Academic Master


Sweetness: Racism

The author Tony Morrison is a Pulitzer Prize as well as Nobel Prize winner in the American novel category. She was born on 18th February 1931 and is the first African America female Nobel Prize winner in literature. She did her degree at Howard University and her Masters degree in Cornell. She is renowned for writing intricate as well as compelling literature concerning race during the period between the 20th and the 21st century. However, sweetness which is an excerpt from the author’s novel known as God help the child was different in the sense that it was a standalone piece fit to be reefed to as a short story. This story was published in the New Yorker and focus mainly on the struggles of life as an African American woman. The basis of this story is presenting the hardship these women face in life because of being different from the rest of the society. Such hardships are presented in the story as discrimination, eccentric characters, brutal honesty and set standards of beauty. These factors are used to pull the reader’s attention as well as drawing their emotions to the story for them to connect to the story’s characters. In this regard, this paper will analyze the theme of racism in sweetness from the perspective of Tony Morrison.

According to Tony Morrison, the racial tension is prevalent in today’s society most especially between the African American and the whites. For a very long time, the African or people with darker skin color have gone through discrimination because of their skin color. Thus, Morrison uses a narrative of a mother and her daughter to present the prevalence of racism in the society which presents itself in not so obvious ways. The depth of racism in the society is perfectly presented using this mother known as sweetness who is very ashamed that she gave birth to a child whose skin is darker than her and the rest of the society. Generally, Morris asserts that the everyday interaction of the people in the society is coupled with racism. Yet, people are not willing to confess and do away with inequalities in the society through examination and elimination of the subtle manner in which the people treat one another in a different way. For instance, sweetness states that “It’s not my fault. So you can’t blame me. I didn’t do it and have no idea how it happened” (Morrison, 2015). Therefore, it involved a deliberate and unrelenting voice to deal with racism in the society.

Morrison treats racism in light of the skin color and implies that darker skin is associated with bad things or evil. The woman sweetness is an African American but when she gives birth to a darker skinned girl she feels that something is not right and she thinks something is really wrong with the baby. She feels an embarrassment and she desires to cover the baby with the blanket so that people don’t see. Moreover, she refers to her child as pickaninny a not so good term but very offensive. She also finds that her daughter’s eyes are “witchy”. Consequently, she tells the daughter to refer to her as sweetness but not as ‘mama’. This is a sign of distancing herself from an individual who has a different skin color from hers.

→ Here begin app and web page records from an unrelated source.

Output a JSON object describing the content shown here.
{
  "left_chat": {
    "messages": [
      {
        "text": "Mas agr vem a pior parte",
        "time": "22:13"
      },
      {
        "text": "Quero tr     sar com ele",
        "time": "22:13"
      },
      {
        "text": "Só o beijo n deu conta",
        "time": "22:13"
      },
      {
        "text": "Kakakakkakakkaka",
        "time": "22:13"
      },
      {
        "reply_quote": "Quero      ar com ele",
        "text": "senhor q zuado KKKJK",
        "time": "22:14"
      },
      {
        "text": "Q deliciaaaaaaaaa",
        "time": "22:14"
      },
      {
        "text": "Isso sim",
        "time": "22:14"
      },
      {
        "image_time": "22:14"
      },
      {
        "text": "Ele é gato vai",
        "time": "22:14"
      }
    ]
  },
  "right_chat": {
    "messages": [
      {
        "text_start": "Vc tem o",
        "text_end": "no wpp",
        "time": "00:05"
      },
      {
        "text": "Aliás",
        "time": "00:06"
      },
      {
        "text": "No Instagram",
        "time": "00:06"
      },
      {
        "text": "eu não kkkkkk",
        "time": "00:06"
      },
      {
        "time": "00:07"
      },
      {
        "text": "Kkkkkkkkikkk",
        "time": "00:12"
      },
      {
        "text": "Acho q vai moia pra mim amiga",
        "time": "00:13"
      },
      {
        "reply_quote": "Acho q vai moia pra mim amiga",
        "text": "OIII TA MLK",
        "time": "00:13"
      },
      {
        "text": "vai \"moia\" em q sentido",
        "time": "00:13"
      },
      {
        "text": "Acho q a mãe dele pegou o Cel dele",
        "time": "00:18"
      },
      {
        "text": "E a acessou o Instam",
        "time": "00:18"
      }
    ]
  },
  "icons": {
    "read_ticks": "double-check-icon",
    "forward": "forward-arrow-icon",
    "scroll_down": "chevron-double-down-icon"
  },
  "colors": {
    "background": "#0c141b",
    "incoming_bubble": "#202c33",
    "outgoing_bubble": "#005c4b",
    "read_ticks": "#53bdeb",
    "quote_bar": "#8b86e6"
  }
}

In addition, the skin color of sweetness’ daughter Lula Ann was the reason behind the destruction of her parents’ marriage. The back and forth concerning the originality of the child’s dark skin causes her husband to suggest that the wife must have gotten the baby out of infidelity. On the other hand, the mother suggested that the dark-skinned child could be coming from his family genes. As a result, Lula Ann’s Father left their home and his family. According to the writer, the members of sweetness’ family have the tendency of being born pale and they would pass as whites. Therefore, most of them would cut ties with their family members to fit in the white category in the society because the lighter the skin colors the better for them.

The skin privilege is what keeps sweetness and her family members from identifying with the lighter skinned people than the darker people. This privilege is not likely to be enjoyed by Luna Ann as she was darker than the rest of the family and the society. The skin darkness is likely to attract indignities such as being elbowed or spit on, restricted to use department stores’ restrooms and trying on hats. Moreover, being black causes one to be restricted to drinking on the water fountain for colored people only. They would probably be charged more for a paper bag in a grocery store which costs nothing for a white person.

By accepting the injustice perpetrated through racism, ‘sweetness’ is on the wrong. Any injustice in the society should not be condoned but people should try to change it. Thus, sweetness deserves to be blamed for accepting and not attempting to change the vice in the society. When Lula Ann grows into a beautiful adult she utilizes her skin color “to her advantage in beautiful white clothes” (Morrison, 2015) to advance her success in her career. Sweetness never expected the world to change and make it possible for blacks to be “all over TV, in fashion magazines, commercials, even starring in movies” (Morrison, 2015). Despite having some regrets she does not own up and states that “I know I did the best for her under the circumstances” (Morrison, 2015).

Therefore, Morrison wanted to highlight the underlying racial tension which is still prevalent in today’s society. He talks about racism in regards to the skin color of the people. He presents the darker skin in association with evil and bad things while the lighter skin is associated with privileges in the society. For instance, he portrays Lula the child with darker skin than both her parents as the reason behind the destruction of her parents’ marriage. Moreover, the lighter skin gives privileges to some members of the society while the darker skin attracts indignities. Therefore, sweetness and her family prefer association with the lighter skin than with the darker skin. However, injustice in the society should not be accepted but dealt with immediately through changing it.


Morrison, T. (2015, February 9). Sweetness. Retrieved from The New Yorker.



Calculate Your Order

Standard price





Pop-up Message